#### Exercise requirements:
Going through the entries below, find how many lines hold "icon", then give that number alone.
++++ Records shown ++++
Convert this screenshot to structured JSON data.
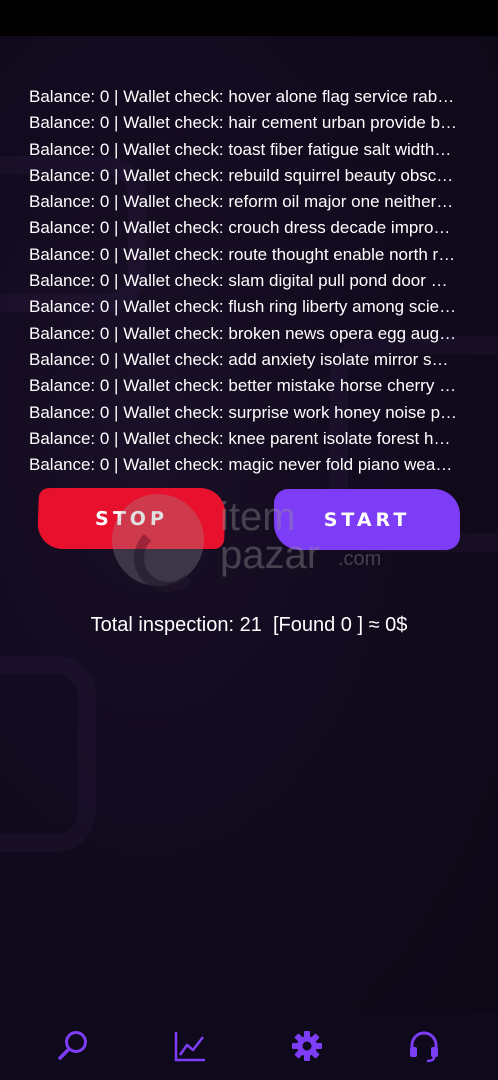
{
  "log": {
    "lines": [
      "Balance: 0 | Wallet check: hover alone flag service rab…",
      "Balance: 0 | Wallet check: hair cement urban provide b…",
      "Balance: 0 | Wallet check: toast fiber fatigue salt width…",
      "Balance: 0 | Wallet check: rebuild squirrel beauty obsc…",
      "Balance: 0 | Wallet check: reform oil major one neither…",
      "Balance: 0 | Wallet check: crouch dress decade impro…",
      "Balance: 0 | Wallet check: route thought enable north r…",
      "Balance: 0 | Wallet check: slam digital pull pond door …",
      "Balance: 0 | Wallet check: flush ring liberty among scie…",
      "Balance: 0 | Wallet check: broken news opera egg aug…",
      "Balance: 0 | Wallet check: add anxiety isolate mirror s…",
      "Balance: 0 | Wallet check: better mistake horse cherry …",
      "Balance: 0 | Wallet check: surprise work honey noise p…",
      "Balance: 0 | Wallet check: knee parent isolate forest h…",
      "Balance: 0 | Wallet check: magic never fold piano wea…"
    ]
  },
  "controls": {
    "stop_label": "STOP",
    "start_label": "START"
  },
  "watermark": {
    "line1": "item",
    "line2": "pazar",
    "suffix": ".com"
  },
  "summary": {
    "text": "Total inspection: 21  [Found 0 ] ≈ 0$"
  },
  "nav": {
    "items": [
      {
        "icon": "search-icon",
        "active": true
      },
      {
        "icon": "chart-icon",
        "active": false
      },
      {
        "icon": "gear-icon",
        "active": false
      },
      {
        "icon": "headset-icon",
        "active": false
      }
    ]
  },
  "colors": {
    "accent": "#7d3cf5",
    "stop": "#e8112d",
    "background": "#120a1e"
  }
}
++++
#### Reply:
4